“Part of the research work I’m working on is building a SPECT (single photon emission computed tomography) MPI (myocardial perfusion imaging) database combined with clinical data which has multiple applications in improving testing techniques and test selection,” Dr Huang enthused. With the MCI programme, she hopes to enrich her research knowledge and pursue research of her interest, and to learn how to incorporate research into clinical practice.
When asked about her learning journey thus far, Dr Huang has some quotes to share, “Finding the right research topic means first finding the itch that irritates you. Find that itch! - This is the advice by a great research mentor from our MCI programme, Assoc Prof Allen Yeoh. Another mentor shared that research is like climbing mountains, there may be unexpected challenges but one must be prepared at the outset that these will happen, and aim for and scale each peak, one at a time. Last but not least, one of my favourites is from my MCI lecturer who asked - So when should you start writing the grant abstract? – one of the student’s answered Yesterday!”.
NMRC Research Training Fellowship
Dr Chong Jun Hua, Associate Consultant, Department of Cardiology
Dr Chong presenting on Cardio-Oncology, an area she is passionate about, at the Inaugural Asian Cardio-Oncology Society conference series.
“Research and clinical pursuits should go hand-in-hand,” expressed Dr Chong Jun Hua. “A well-versed clinician will be able to identify pain points and pressing patient needs for research that can achieve the largest clinical impact. Increased research uptake among clinicians in Singapore will also maintain our healthcare standing, alongside the best international centres.”
“I am investigating how new pharmaceutical strategies can reduce the size of heart attacks. Concurrently, I am also trying to speed up the analysis time of cardiac MRI (magnetic resonance imaging) scans through artificial intelligence so as to save clinicians' time, and provide patients with timely and accurate diagnosis. I am also a passionate advocate for Cardio-Oncology patients and I believe that this under-represented group will benefit from targeted clinical trials that will guide evidence-based management,” shared Dr Chong.
While embarking on her fellowship, Dr Chong hopes to develop skills and networks to perform meaningful translational research. She shared that her wish is to add to the scientific understanding of cardiac disease through rigorous analysis and write-up, and hopes to form a growing support group of other clinicians who are considering pursuing this clinical-research path.
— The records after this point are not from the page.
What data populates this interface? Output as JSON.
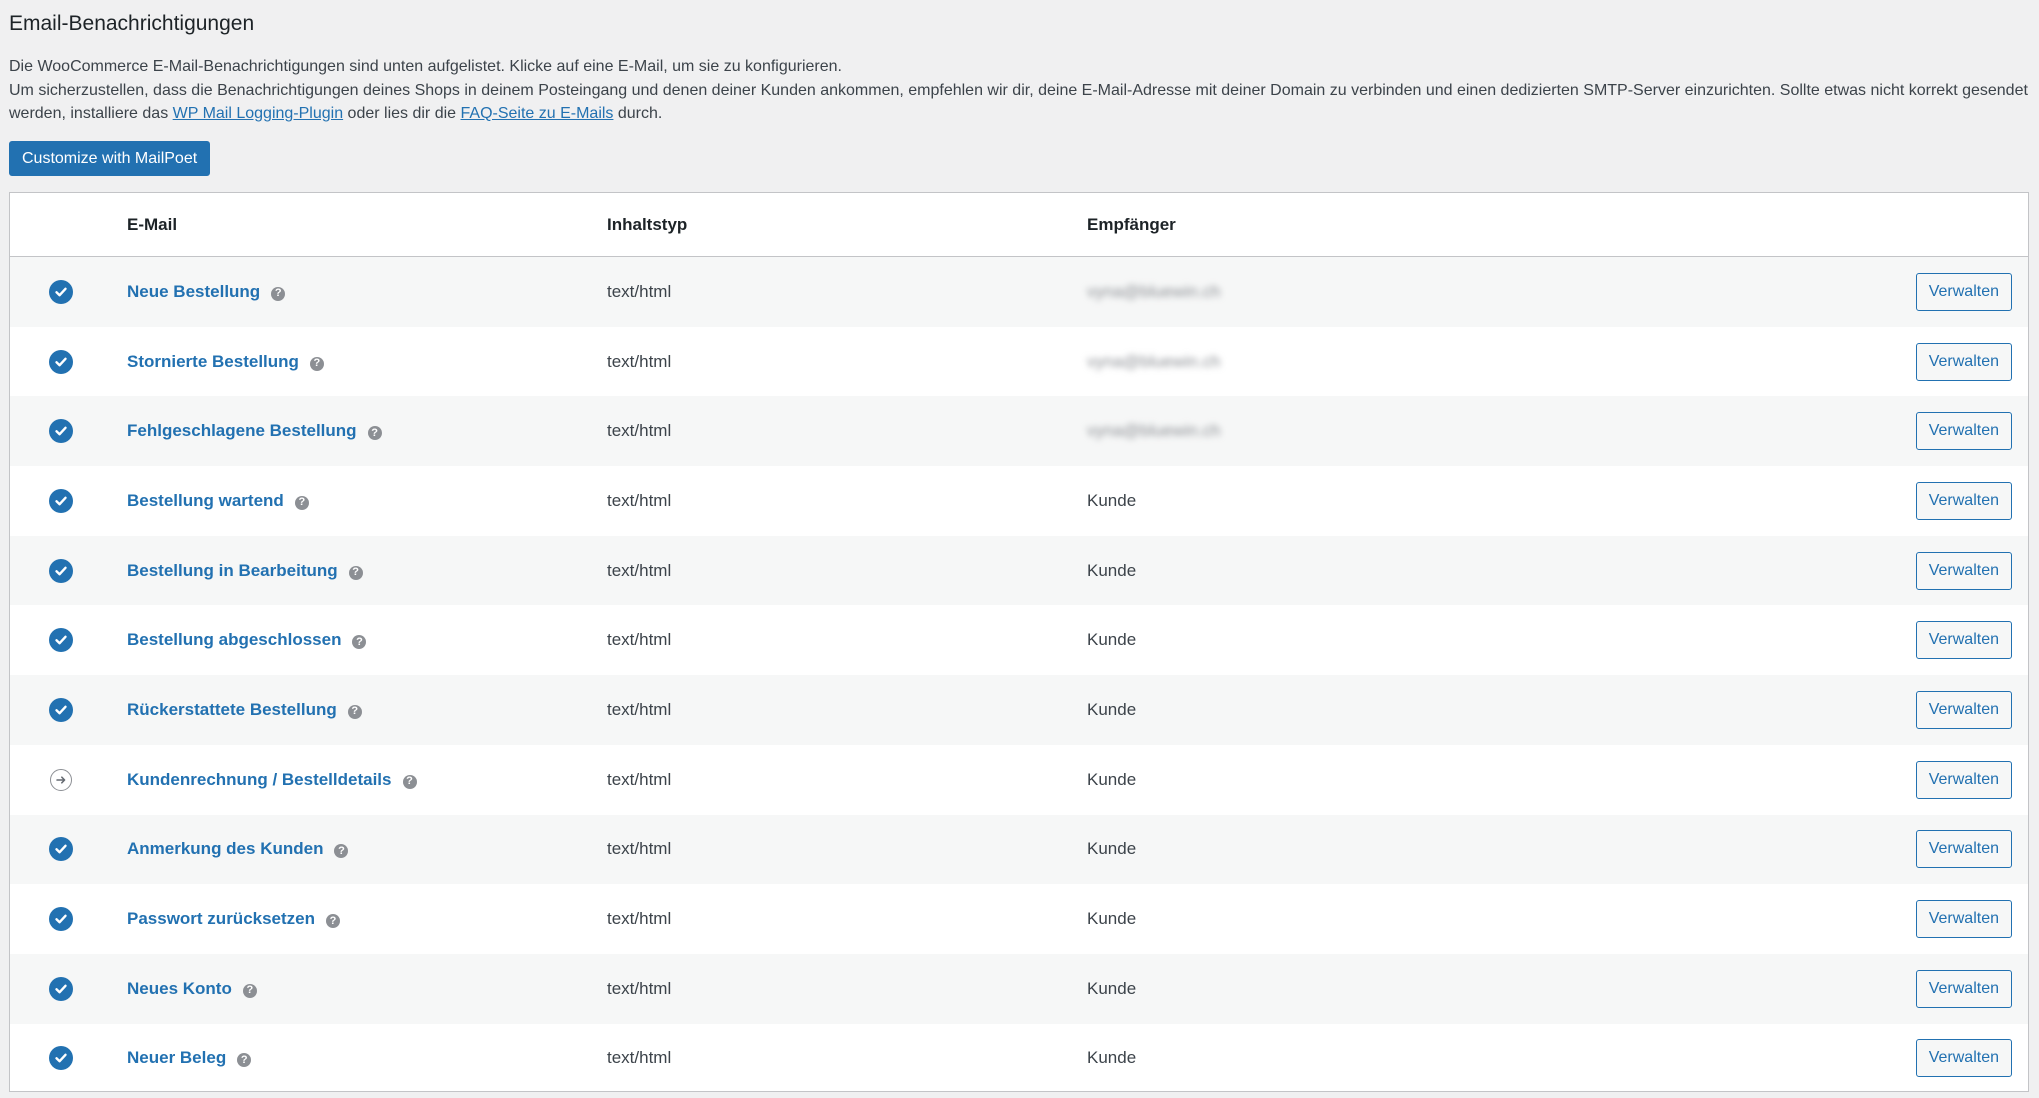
{
  "page": {
    "title": "Email-Benachrichtigungen",
    "description_line1": "Die WooCommerce E-Mail-Benachrichtigungen sind unten aufgelistet. Klicke auf eine E-Mail, um sie zu konfigurieren.",
    "description_line2_before_link1": "Um sicherzustellen, dass die Benachrichtigungen deines Shops in deinem Posteingang und denen deiner Kunden ankommen, empfehlen wir dir, deine E-Mail-Adresse mit deiner Domain zu verbinden und einen dedizierten SMTP-Server einzurichten. Sollte etwas nicht korrekt gesendet werden, installiere das ",
    "link1": "WP Mail Logging-Plugin",
    "description_between_links": " oder lies dir die ",
    "link2": "FAQ-Seite zu E-Mails",
    "description_after_link2": " durch.",
    "mailpoet_button": "Customize with MailPoet"
  },
  "table": {
    "headers": {
      "email": "E-Mail",
      "content_type": "Inhaltstyp",
      "recipient": "Empfänger"
    },
    "manage_label": "Verwalten",
    "help_glyph": "?",
    "rows": [
      {
        "status": "enabled",
        "name": "Neue Bestellung",
        "content_type": "text/html",
        "recipient": "vyna@bluewin.ch",
        "recipient_blurred": true
      },
      {
        "status": "enabled",
        "name": "Stornierte Bestellung",
        "content_type": "text/html",
        "recipient": "vyna@bluewin.ch",
        "recipient_blurred": true
      },
      {
        "status": "enabled",
        "name": "Fehlgeschlagene Bestellung",
        "content_type": "text/html",
        "recipient": "vyna@bluewin.ch",
        "recipient_blurred": true
      },
      {
        "status": "enabled",
        "name": "Bestellung wartend",
        "content_type": "text/html",
        "recipient": "Kunde",
        "recipient_blurred": false
      },
      {
        "status": "enabled",
        "name": "Bestellung in Bearbeitung",
        "content_type": "text/html",
        "recipient": "Kunde",
        "recipient_blurred": false
      },
      {
        "status": "enabled",
        "name": "Bestellung abgeschlossen",
        "content_type": "text/html",
        "recipient": "Kunde",
        "recipient_blurred": false
      },
      {
        "status": "enabled",
        "name": "Rückerstattete Bestellung",
        "content_type": "text/html",
        "recipient": "Kunde",
        "recipient_blurred": false
      },
      {
        "status": "manual",
        "name": "Kundenrechnung / Bestelldetails",
        "content_type": "text/html",
        "recipient": "Kunde",
        "recipient_blurred": false
      },
      {
        "status": "enabled",
        "name": "Anmerkung des Kunden",
        "content_type": "text/html",
        "recipient": "Kunde",
        "recipient_blurred": false
      },
      {
        "status": "enabled",
        "name": "Passwort zurücksetzen",
        "content_type": "text/html",
        "recipient": "Kunde",
        "recipient_blurred": false
      },
      {
        "status": "enabled",
        "name": "Neues Konto",
        "content_type": "text/html",
        "recipient": "Kunde",
        "recipient_blurred": false
      },
      {
        "status": "enabled",
        "name": "Neuer Beleg",
        "content_type": "text/html",
        "recipient": "Kunde",
        "recipient_blurred": false
      }
    ]
  },
  "icons": {
    "enabled": "check-circle-icon",
    "manual": "manual-arrow-circle-icon",
    "help": "help-tip-icon"
  },
  "colors": {
    "accent": "#2271b1",
    "background": "#f0f0f1",
    "row_alt": "#f6f7f7",
    "border": "#c3c4c7"
  }
}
She added, “I believe that the best researchers live and breathe research, they are constantly on the look-out for how to add value through clinical impact. Perhaps the infamous bench-to-bedside ‘valley of death’ will truly be bridged when clinician researchers become mainstream and lead coordination of our other valuable colleagues including scientists, epidemiologists, public health/health systems experts and engineers.”
"Be authentic and follow your instincts. While I’m still discovering the ingredients for a successful research career, here are some of the insights I have gathered in my journey so far: Be brave and always venture beyond your comfort zone because research is outward-looking and inclusive. Success often means having to fail fast and fail often, because nothing succeeds like failure.”
Wise insights by our enterprising researchers – we wish you all the best in your explorations!
*Awards from the Nov 2018 – Nov 2019 NMRC grant cycles